DESCRIPTION OF THE TASK.
Pick the lines holding the string "Allowed" out of the records and copy them.

%%

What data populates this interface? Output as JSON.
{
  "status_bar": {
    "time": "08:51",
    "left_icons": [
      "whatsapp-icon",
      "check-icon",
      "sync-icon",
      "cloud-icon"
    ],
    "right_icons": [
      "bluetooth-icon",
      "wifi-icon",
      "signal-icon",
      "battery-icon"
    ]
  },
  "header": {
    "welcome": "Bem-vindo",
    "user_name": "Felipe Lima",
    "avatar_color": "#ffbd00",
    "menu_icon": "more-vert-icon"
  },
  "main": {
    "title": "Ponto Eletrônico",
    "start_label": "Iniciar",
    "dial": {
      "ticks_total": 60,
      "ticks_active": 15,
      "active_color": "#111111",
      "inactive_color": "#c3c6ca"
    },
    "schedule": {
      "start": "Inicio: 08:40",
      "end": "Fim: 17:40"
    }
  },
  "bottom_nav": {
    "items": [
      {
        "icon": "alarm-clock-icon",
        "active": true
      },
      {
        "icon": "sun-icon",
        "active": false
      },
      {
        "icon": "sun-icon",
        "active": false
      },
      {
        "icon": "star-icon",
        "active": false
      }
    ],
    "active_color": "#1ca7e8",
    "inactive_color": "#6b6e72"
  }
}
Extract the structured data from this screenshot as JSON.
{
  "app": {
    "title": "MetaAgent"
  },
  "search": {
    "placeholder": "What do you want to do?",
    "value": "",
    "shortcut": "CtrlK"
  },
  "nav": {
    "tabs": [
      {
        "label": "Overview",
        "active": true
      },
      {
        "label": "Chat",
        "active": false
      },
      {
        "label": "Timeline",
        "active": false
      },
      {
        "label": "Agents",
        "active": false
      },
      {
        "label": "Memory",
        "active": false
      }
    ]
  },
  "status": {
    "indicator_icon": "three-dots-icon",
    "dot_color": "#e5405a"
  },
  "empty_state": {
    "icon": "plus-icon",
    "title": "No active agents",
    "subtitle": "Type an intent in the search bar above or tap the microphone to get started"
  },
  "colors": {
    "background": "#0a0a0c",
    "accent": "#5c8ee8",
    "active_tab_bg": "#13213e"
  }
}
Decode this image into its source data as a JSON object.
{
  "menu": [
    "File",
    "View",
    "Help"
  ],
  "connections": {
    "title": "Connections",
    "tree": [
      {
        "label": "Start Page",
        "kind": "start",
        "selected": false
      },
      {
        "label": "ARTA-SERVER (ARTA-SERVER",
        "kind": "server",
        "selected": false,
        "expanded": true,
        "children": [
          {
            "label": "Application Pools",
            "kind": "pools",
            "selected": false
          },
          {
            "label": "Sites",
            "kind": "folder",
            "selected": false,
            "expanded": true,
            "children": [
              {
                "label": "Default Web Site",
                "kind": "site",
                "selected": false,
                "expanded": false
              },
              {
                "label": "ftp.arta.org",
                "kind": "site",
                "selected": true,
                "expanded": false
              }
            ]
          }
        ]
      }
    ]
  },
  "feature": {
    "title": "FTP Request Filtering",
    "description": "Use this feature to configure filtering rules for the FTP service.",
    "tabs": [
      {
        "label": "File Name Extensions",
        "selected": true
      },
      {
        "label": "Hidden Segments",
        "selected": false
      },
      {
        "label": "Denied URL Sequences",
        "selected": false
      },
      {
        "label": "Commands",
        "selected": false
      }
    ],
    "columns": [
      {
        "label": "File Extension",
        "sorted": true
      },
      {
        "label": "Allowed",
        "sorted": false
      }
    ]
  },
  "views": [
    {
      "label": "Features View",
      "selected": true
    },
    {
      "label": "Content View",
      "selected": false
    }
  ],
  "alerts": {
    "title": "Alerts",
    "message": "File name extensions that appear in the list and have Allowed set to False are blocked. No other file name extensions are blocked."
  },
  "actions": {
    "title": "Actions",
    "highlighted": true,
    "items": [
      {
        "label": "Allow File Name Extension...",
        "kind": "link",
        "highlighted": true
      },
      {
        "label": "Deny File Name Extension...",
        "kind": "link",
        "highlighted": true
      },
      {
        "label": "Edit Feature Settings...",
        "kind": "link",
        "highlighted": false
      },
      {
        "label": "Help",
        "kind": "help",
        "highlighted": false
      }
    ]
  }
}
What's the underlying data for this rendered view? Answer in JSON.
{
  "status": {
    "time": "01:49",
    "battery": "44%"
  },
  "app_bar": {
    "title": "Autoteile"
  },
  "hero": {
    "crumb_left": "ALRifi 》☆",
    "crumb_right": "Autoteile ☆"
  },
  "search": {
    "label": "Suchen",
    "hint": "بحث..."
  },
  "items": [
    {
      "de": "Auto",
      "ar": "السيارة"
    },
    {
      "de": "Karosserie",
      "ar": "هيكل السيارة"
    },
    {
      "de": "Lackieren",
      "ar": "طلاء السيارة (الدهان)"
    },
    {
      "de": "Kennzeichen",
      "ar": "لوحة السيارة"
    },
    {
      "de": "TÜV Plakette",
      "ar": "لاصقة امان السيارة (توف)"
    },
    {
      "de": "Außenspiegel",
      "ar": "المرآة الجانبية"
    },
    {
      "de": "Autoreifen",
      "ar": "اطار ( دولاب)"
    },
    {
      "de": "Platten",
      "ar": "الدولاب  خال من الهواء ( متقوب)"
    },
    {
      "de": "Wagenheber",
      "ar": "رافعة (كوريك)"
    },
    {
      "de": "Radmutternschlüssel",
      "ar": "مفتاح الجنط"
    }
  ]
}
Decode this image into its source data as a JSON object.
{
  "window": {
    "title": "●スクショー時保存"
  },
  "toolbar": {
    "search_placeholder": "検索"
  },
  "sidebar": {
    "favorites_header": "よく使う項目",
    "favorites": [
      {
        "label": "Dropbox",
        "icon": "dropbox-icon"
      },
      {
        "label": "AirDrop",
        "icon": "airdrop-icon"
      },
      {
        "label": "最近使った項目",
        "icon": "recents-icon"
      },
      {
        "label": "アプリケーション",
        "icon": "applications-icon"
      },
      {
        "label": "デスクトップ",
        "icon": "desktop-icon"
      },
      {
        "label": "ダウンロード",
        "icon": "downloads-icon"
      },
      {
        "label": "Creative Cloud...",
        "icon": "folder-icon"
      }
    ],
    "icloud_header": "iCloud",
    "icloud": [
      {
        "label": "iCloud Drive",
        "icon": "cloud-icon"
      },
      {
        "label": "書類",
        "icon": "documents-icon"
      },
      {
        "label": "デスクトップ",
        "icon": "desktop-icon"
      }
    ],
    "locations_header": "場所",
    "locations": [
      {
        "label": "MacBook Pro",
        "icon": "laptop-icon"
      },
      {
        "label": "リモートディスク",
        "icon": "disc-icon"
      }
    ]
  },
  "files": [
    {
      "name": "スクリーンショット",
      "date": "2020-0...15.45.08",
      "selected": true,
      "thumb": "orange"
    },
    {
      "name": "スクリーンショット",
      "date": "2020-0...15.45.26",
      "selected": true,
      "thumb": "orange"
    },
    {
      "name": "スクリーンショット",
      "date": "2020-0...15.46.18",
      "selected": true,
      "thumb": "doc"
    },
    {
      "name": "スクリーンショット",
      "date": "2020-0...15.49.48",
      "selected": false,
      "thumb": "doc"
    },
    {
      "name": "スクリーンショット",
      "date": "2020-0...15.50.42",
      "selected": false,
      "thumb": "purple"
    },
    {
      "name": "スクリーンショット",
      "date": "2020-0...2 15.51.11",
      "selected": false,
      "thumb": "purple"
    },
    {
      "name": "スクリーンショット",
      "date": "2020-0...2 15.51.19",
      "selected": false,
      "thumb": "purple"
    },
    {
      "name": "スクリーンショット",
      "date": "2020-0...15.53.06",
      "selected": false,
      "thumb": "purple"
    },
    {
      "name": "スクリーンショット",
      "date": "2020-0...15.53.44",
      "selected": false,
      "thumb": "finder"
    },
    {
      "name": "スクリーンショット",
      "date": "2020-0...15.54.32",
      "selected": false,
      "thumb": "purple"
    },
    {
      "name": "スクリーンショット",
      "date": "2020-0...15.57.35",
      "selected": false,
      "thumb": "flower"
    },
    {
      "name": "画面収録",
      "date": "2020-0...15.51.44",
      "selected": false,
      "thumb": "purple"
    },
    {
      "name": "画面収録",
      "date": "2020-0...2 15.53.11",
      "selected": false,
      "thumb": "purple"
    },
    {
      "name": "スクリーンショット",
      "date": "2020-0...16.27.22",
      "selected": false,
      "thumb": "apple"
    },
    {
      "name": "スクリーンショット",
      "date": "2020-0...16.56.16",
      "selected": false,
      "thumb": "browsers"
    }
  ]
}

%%

RESULT OF THIS EXERCISE.
        "label": "Allowed",
    "message": "File name extensions that appear in the list and have Allowed set to False are blocked. No other file name extensions are blocked."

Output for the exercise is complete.